Cleaning your mower blades helps them do their job better and leaves you with a healthier, more beautiful lawn. It’s a simple process that doesn’t take long.
First, detach the spark plug wire so you don’t accidentally start the mower. Lift the mower deck and secure it in an upright position for easier access to the blades.
Using a strong jet of water from a hose, rinse off any loose grass clippings or dirt. Wear gloves to protect your hands when removing debris by hand. Inspect the blades for signs of damage or dullness and replace them if necessary.
For built-up grass clippings, use a brush or scraper to gently scrub away the debris.
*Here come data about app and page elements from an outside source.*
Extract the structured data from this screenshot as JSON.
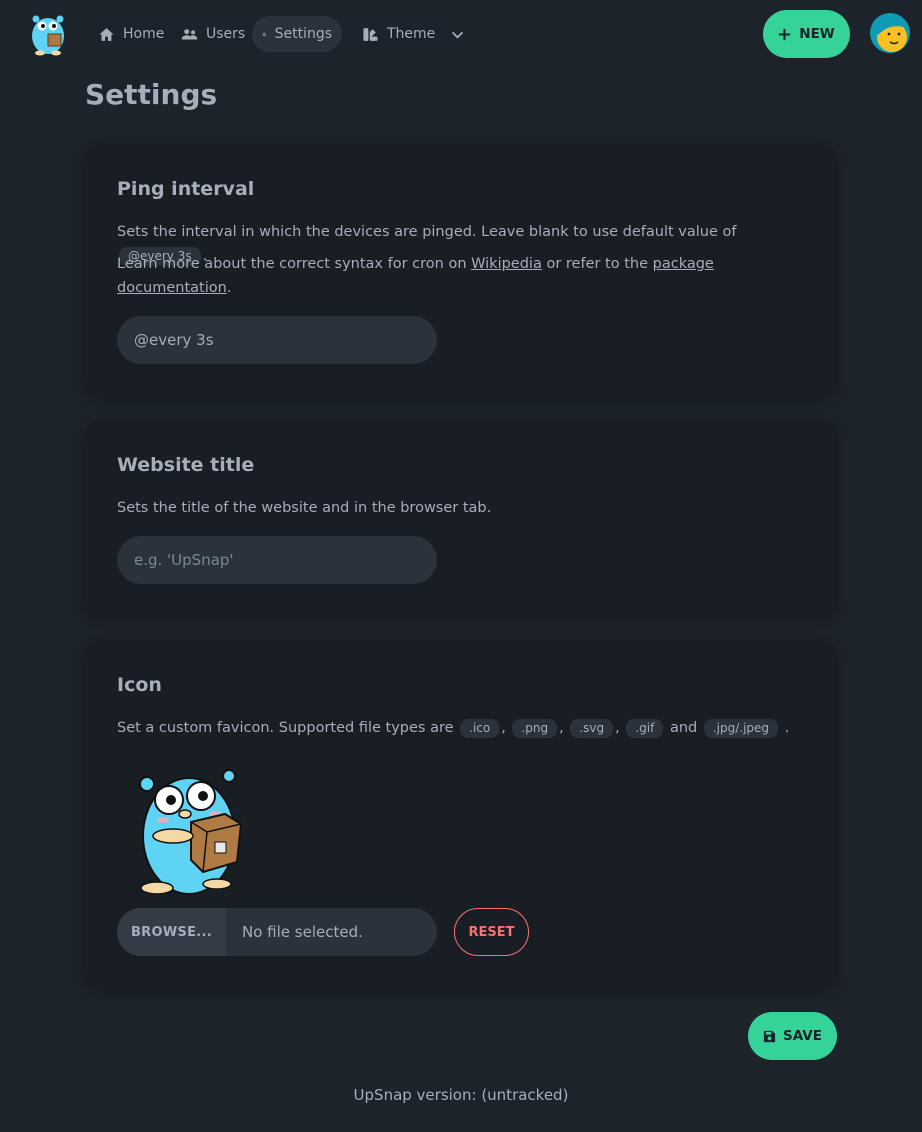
{
  "nav": {
    "home": "Home",
    "users": "Users",
    "settings": "Settings",
    "theme": "Theme",
    "new_button": "NEW"
  },
  "page": {
    "title": "Settings"
  },
  "ping": {
    "title": "Ping interval",
    "desc_prefix": "Sets the interval in which the devices are pinged. Leave blank to use default value of",
    "default_value": "@every 3s",
    "desc_suffix": ".",
    "learn_prefix": "Learn more about the correct syntax for cron on",
    "wikipedia_link": "Wikipedia",
    "learn_middle": "or refer to the",
    "package_link": "package documentation",
    "learn_suffix": ".",
    "input_value": "@every 3s"
  },
  "website_title": {
    "title": "Website title",
    "desc": "Sets the title of the website and in the browser tab.",
    "placeholder": "e.g. 'UpSnap'"
  },
  "icon": {
    "title": "Icon",
    "desc_prefix": "Set a custom favicon. Supported file types are",
    "types": [
      ".ico",
      ".png",
      ".svg",
      ".gif",
      ".jpg/.jpeg"
    ],
    "and_word": "and",
    "browse_label": "BROWSE...",
    "file_status": "No file selected.",
    "reset_label": "RESET"
  },
  "save_label": "SAVE",
  "footer": {
    "version": "UpSnap version: (untracked)"
  },
  "colors": {
    "accent": "#36d399",
    "danger": "#f87272",
    "bg": "#1d232a",
    "card": "#191e24"
  },
  "icons": [
    "home-icon",
    "users-icon",
    "gear-icon",
    "palette-icon",
    "chevron-down-icon",
    "plus-icon",
    "save-icon"
  ]
}
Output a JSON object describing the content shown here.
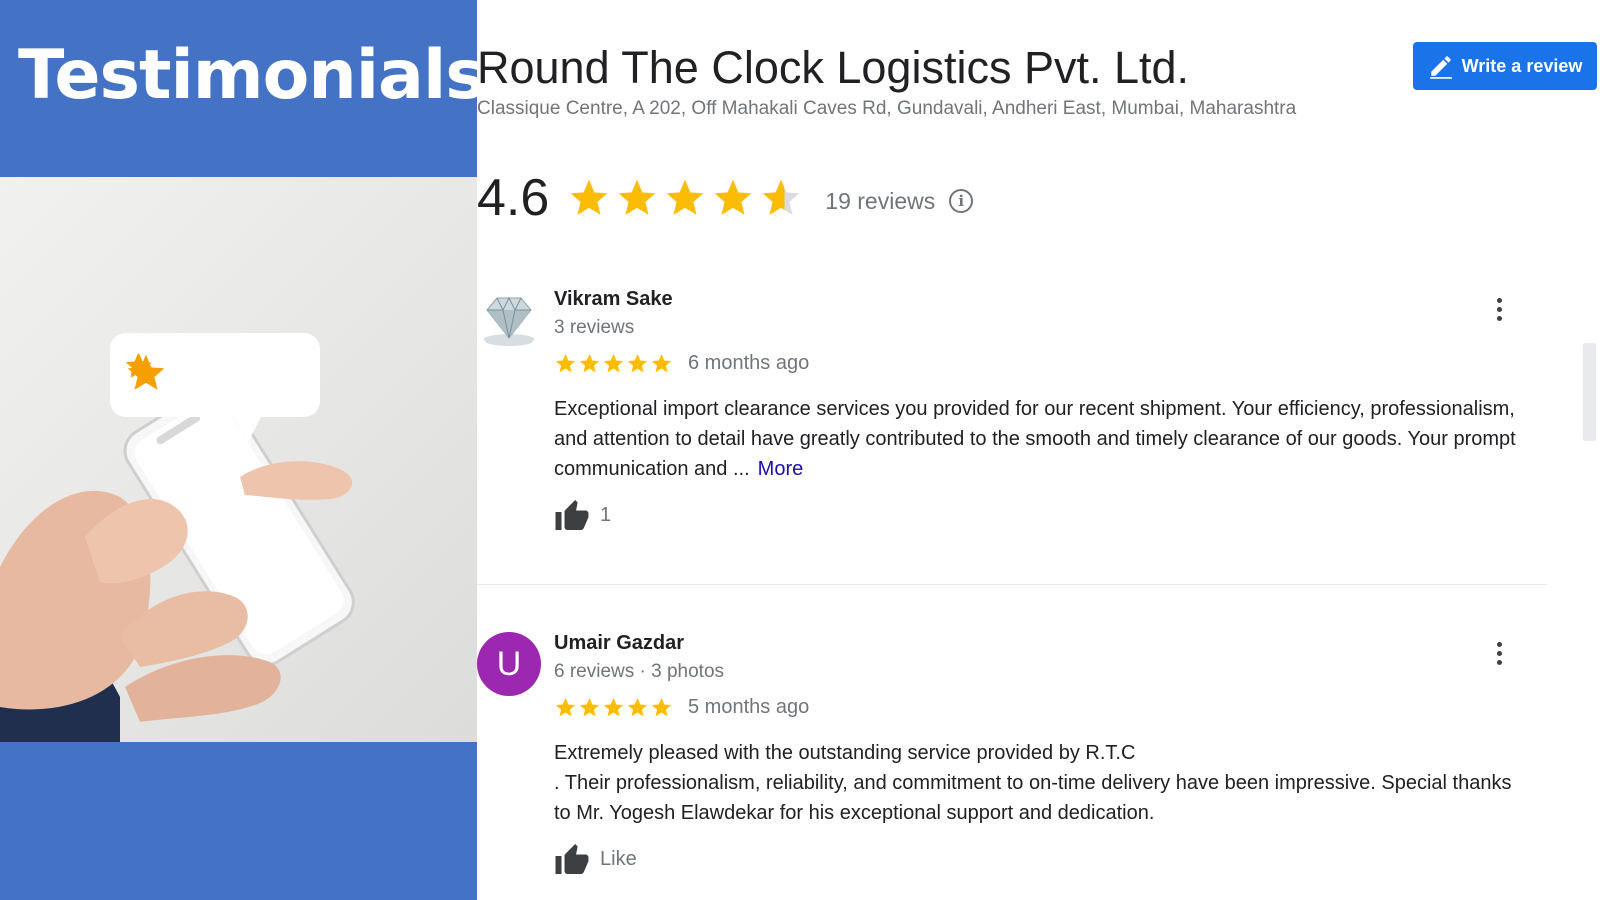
{
  "left": {
    "title": "Testimonials"
  },
  "business": {
    "name": "Round The Clock Logistics Pvt. Ltd.",
    "address": "Classique Centre, A 202, Off Mahakali Caves Rd, Gundavali, Andheri East, Mumbai, Maharashtra",
    "write_review_label": "Write a review",
    "rating": "4.6",
    "rating_value": 4.6,
    "review_count": "19 reviews"
  },
  "reviews": [
    {
      "name": "Vikram Sake",
      "meta": "3 reviews",
      "stars": 5,
      "date": "6 months ago",
      "text": "Exceptional import clearance services you provided for our recent shipment. Your efficiency, professionalism, and attention to detail have greatly contributed to the smooth and timely clearance of our goods. Your prompt communication and ...",
      "more_label": "More",
      "like_label": "1"
    },
    {
      "name": "Umair Gazdar",
      "avatar_letter": "U",
      "meta": "6 reviews · 3 photos",
      "stars": 5,
      "date": "5 months ago",
      "text": "Extremely pleased with the outstanding service provided by R.T.C\n. Their professionalism, reliability, and commitment to on-time delivery have been  impressive. Special thanks to Mr. Yogesh Elawdekar for his exceptional support and dedication.",
      "like_label": "Like"
    }
  ],
  "colors": {
    "panel_blue": "#4472c4",
    "button_blue": "#1a73e8",
    "star_gold": "#fbbc04",
    "link": "#1a0dab",
    "avatar_purple": "#9c27b0"
  },
  "icons": {
    "rating_info": "info-icon",
    "write_review": "pencil-icon",
    "like": "thumbs-up-icon",
    "menu": "more-vert-icon"
  }
}
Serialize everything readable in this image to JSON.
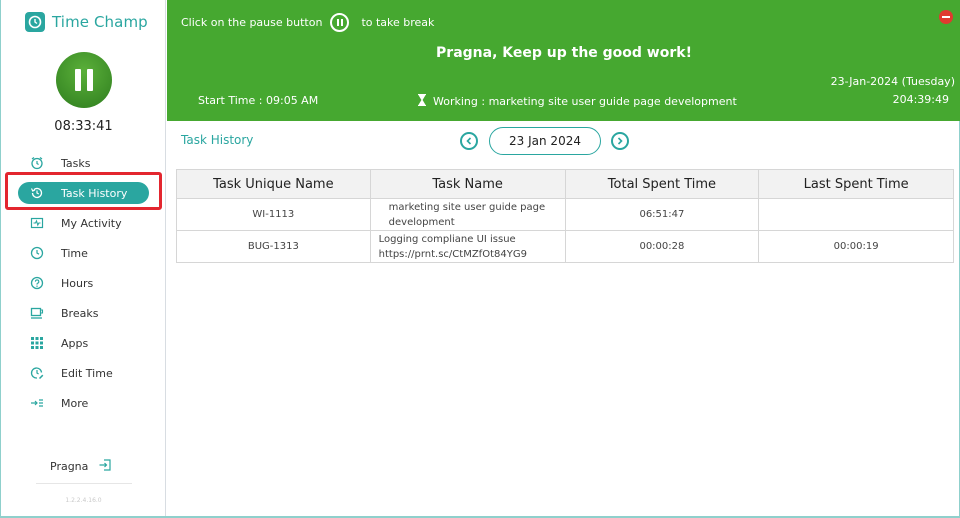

Be careful not to apply too much pressure, as this could damage the blade.
Once all the debris has been removed, completely dry off each blade with a towel or let them air dry before reattaching them to the mower.
The Bottom Line
Proper maintenance and cleaning of your lawn mower are crucial for optimal performance and longevity. Regularly cleaning the deck, engine, spark plug, fuel system, air filter, carburetor, and blades ensures that your lawn mower operates effectively and efficiently.
Following the cleaning guidelines presented above will help you prevent blade deflection, enhance performance, reduce engine noise, and increase efficiency.
Don’t forget to perform end-of-season maintenance as well. By taking care of your lawn mower in this manner, you can save money on significant repairs and enjoy a well-maintained machine for years to come.
Frequently Asked Questions
Can I use a pressure washer to clean my lawn mower deck?
Yes, you can! However, exercise caution and avoid using high pressure on sensitive areas such as the carburetor. Use mild soaps and make sure the engine is not hot.
How often should I clean the air filter of my lawn mower?
To ensure optimal lawn mower performance, it’s recommended to clean the air filter regularly. Depending on usage, clean the foam pre-filter every 25 hours of work and wash the paper filter using liquid dish detergent as needed.
Is it necessary to clean the fuel system of my lawn mower even if it is working properly?
Yes, it is. Regular cleaning helps prevent clogs and ensures optimal performance and efficiency of the engine.
Can I use regular soap or detergent to clean the engine of my lawn mower?
Yes, you can use regular soap or detergent to clean your lawn mower’s engine. Still, avoiding getting water or soap in sensitive areas like the carburetor is critical. Be cautious and follow proper cleaning procedures to prevent damage.
What is the best method to clean the blades of my lawn mower?
A good place to start is by rinsing them with a strong jet of water to remove debris. Then, you can carefully remove any remaining debris by hand while wearing gloves. Be sure to handle the sharp blades with caution.
Enamored with the world of golf Jack pursued a degree in Golf Course Management at THE Ohio State University. This career path allowed him to work on some of the highest profile golf courses in the country! Due to the pandemic, Jack began Inside The Yard as a side hustle that quickly became his main hustle. Since starting the company, Jack has relocated to a homestead in Central Arkansas where he and his wife raise cattle and two little girls.